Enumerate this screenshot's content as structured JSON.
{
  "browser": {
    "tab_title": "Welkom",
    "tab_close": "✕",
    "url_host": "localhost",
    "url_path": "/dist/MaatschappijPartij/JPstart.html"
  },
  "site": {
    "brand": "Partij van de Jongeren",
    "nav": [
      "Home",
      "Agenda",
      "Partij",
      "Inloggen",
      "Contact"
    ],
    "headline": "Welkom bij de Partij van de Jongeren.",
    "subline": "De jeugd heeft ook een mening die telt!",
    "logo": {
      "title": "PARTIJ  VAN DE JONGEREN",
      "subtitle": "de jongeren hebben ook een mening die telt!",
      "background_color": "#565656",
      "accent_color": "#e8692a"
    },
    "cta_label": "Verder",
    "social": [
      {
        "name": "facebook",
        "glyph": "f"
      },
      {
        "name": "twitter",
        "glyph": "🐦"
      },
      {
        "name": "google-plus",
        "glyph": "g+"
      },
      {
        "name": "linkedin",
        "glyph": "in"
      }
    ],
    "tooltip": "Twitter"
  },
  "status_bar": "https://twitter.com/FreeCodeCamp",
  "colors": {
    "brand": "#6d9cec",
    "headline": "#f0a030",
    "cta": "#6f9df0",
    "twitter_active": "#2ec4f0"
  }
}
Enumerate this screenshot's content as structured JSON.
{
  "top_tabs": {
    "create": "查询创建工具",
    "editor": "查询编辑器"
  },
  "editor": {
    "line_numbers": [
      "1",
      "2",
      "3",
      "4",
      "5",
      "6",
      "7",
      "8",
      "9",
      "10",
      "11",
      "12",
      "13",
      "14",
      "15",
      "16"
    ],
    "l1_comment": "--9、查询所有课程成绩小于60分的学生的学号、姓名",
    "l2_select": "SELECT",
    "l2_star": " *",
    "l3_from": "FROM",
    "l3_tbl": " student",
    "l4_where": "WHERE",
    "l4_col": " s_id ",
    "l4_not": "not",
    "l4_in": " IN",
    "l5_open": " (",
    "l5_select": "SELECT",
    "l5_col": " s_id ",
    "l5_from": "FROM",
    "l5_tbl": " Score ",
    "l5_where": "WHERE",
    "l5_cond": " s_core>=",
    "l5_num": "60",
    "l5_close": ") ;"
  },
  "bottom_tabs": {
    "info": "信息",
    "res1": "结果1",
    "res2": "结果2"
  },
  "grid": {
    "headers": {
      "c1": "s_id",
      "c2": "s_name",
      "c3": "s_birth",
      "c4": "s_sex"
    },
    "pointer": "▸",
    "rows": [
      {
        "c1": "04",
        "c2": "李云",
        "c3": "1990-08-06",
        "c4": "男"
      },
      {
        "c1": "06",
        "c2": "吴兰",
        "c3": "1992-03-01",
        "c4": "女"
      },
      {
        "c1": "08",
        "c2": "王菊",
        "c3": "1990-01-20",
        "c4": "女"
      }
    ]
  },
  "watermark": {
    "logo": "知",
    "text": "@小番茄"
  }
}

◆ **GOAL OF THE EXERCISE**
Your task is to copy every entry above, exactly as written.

◆ **THE COMPLETED TASK**
Enumerate this screenshot's content as structured JSON.
{
  "browser": {
    "tab_title": "Welkom",
    "tab_close": "✕",
    "url_host": "localhost",
    "url_path": "/dist/MaatschappijPartij/JPstart.html"
  },
  "site": {
    "brand": "Partij van de Jongeren",
    "nav": [
      "Home",
      "Agenda",
      "Partij",
      "Inloggen",
      "Contact"
    ],
    "headline": "Welkom bij de Partij van de Jongeren.",
    "subline": "De jeugd heeft ook een mening die telt!",
    "logo": {
      "title": "PARTIJ  VAN DE JONGEREN",
      "subtitle": "de jongeren hebben ook een mening die telt!",
      "background_color": "#565656",
      "accent_color": "#e8692a"
    },
    "cta_label": "Verder",
    "social": [
      {
        "name": "facebook",
        "glyph": "f"
      },
      {
        "name": "twitter",
        "glyph": "🐦"
      },
      {
        "name": "google-plus",
        "glyph": "g+"
      },
      {
        "name": "linkedin",
        "glyph": "in"
      }
    ],
    "tooltip": "Twitter"
  },
  "status_bar": "https://twitter.com/FreeCodeCamp",
  "colors": {
    "brand": "#6d9cec",
    "headline": "#f0a030",
    "cta": "#6f9df0",
    "twitter_active": "#2ec4f0"
  }
}
Enumerate this screenshot's content as structured JSON.
{
  "top_tabs": {
    "create": "查询创建工具",
    "editor": "查询编辑器"
  },
  "editor": {
    "line_numbers": [
      "1",
      "2",
      "3",
      "4",
      "5",
      "6",
      "7",
      "8",
      "9",
      "10",
      "11",
      "12",
      "13",
      "14",
      "15",
      "16"
    ],
    "l1_comment": "--9、查询所有课程成绩小于60分的学生的学号、姓名",
    "l2_select": "SELECT",
    "l2_star": " *",
    "l3_from": "FROM",
    "l3_tbl": " student",
    "l4_where": "WHERE",
    "l4_col": " s_id ",
    "l4_not": "not",
    "l4_in": " IN",
    "l5_open": " (",
    "l5_select": "SELECT",
    "l5_col": " s_id ",
    "l5_from": "FROM",
    "l5_tbl": " Score ",
    "l5_where": "WHERE",
    "l5_cond": " s_core>=",
    "l5_num": "60",
    "l5_close": ") ;"
  },
  "bottom_tabs": {
    "info": "信息",
    "res1": "结果1",
    "res2": "结果2"
  },
  "grid": {
    "headers": {
      "c1": "s_id",
      "c2": "s_name",
      "c3": "s_birth",
      "c4": "s_sex"
    },
    "pointer": "▸",
    "rows": [
      {
        "c1": "04",
        "c2": "李云",
        "c3": "1990-08-06",
        "c4": "男"
      },
      {
        "c1": "06",
        "c2": "吴兰",
        "c3": "1992-03-01",
        "c4": "女"
      },
      {
        "c1": "08",
        "c2": "王菊",
        "c3": "1990-01-20",
        "c4": "女"
      }
    ]
  },
  "watermark": {
    "logo": "知",
    "text": "@小番茄"
  }
}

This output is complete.